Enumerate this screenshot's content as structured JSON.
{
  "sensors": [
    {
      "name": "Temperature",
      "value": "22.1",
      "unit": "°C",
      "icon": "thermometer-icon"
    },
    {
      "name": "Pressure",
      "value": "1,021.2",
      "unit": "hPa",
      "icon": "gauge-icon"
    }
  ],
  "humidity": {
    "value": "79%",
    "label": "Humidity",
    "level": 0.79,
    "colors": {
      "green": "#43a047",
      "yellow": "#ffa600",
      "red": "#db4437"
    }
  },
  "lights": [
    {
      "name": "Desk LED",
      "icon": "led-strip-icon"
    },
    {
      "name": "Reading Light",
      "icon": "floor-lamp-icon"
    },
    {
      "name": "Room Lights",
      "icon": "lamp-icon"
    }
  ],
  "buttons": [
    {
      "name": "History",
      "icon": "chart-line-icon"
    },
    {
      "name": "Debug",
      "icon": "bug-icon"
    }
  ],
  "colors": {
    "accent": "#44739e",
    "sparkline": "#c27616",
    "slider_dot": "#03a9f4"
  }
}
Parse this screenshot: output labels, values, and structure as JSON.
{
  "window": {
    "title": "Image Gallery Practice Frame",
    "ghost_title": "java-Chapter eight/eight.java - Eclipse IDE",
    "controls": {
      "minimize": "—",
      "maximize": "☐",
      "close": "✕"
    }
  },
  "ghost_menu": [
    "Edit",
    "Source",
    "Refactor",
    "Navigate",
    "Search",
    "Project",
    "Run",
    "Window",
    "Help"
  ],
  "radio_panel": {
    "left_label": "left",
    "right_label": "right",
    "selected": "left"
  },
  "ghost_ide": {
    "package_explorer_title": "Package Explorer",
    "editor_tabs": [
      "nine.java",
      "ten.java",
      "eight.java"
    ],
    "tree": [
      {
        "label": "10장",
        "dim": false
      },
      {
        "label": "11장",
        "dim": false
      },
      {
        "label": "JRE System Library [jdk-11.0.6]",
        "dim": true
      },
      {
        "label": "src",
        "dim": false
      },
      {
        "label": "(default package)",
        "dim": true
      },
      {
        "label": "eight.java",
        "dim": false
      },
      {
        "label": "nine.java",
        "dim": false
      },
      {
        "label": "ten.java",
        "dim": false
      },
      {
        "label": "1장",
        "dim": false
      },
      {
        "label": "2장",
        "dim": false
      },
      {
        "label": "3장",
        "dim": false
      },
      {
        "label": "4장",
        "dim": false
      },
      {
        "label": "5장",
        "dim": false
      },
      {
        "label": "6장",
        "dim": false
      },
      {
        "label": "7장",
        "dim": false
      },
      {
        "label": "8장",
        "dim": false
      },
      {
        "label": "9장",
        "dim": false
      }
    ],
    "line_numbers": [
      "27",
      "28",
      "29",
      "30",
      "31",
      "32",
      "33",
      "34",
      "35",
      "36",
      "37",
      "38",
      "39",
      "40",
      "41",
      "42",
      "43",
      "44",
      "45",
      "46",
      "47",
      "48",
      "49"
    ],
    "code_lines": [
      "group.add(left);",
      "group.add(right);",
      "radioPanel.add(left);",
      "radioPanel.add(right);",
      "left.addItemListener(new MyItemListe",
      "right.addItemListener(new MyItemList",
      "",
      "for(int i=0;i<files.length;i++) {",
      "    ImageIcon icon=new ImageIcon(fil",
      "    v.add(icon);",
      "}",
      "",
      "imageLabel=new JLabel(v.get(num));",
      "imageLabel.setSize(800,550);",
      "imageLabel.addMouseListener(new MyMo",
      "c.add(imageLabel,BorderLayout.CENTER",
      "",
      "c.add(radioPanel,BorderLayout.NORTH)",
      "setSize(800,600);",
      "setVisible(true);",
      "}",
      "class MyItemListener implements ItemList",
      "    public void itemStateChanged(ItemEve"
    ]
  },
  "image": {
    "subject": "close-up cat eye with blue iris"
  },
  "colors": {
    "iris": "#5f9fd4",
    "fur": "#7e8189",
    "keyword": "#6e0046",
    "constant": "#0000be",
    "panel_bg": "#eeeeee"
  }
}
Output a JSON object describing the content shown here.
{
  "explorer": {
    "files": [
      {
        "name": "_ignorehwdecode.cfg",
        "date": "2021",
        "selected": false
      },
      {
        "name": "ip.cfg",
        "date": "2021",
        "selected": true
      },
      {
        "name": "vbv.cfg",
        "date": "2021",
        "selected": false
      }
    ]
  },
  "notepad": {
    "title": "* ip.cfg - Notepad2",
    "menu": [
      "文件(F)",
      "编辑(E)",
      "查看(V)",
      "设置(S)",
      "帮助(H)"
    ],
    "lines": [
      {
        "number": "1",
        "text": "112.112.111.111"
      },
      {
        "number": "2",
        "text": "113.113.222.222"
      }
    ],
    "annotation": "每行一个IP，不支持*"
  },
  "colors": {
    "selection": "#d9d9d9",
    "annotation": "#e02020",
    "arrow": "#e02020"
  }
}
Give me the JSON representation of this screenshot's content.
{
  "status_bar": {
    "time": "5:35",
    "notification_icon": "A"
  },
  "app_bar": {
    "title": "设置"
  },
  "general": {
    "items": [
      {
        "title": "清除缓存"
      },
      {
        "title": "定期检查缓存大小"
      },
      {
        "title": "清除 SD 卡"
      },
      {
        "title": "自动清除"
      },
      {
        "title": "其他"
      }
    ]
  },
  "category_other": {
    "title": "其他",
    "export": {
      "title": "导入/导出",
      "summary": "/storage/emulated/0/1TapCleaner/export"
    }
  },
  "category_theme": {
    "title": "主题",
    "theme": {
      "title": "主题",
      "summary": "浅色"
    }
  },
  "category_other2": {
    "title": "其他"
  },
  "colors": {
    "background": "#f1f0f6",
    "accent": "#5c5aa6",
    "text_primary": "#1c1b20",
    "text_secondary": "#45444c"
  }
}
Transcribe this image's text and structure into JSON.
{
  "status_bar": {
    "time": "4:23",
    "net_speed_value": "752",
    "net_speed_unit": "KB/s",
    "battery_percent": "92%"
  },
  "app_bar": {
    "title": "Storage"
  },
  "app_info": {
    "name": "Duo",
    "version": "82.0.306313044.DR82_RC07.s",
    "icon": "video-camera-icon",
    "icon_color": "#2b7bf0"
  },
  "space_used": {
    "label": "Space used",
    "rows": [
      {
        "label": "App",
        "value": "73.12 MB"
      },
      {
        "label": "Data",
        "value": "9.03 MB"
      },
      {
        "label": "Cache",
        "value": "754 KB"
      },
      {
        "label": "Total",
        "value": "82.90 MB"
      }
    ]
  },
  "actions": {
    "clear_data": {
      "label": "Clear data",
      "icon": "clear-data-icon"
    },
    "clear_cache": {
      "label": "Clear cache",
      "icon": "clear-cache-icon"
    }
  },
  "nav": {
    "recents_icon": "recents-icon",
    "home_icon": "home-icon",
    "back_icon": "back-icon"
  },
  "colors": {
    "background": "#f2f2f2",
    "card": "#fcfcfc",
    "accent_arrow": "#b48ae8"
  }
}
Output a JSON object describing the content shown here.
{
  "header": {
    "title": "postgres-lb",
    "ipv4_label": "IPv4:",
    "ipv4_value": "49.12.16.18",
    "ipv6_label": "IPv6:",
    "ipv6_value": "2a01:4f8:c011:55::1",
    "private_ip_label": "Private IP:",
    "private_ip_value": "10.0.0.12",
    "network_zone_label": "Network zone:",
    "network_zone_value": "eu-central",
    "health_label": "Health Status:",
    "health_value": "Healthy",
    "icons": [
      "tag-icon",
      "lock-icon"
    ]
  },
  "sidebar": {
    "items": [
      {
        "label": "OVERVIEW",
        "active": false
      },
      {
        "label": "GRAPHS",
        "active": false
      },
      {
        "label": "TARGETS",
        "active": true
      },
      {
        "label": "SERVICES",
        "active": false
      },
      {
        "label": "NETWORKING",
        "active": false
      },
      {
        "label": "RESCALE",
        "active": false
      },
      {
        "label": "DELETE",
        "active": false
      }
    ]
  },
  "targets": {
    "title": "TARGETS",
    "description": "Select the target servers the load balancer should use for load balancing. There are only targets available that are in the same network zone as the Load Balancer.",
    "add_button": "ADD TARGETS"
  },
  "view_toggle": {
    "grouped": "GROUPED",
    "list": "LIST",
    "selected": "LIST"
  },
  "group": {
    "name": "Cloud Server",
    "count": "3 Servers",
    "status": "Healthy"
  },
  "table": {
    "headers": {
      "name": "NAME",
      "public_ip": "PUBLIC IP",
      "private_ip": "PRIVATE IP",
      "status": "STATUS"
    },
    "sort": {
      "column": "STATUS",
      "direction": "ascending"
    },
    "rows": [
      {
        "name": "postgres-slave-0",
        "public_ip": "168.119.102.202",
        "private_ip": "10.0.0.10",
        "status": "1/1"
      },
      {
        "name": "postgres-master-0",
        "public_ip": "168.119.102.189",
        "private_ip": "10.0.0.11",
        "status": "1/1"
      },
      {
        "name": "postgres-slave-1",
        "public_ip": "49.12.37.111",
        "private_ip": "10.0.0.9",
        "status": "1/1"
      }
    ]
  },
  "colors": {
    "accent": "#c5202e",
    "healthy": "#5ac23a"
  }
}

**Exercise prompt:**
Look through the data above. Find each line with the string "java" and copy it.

**Solution:**
    "ghost_title": "java-Chapter eight/eight.java - Eclipse IDE",
      "nine.java",
      "ten.java",
      "eight.java"
        "label": "eight.java",
        "label": "nine.java",
        "label": "ten.java",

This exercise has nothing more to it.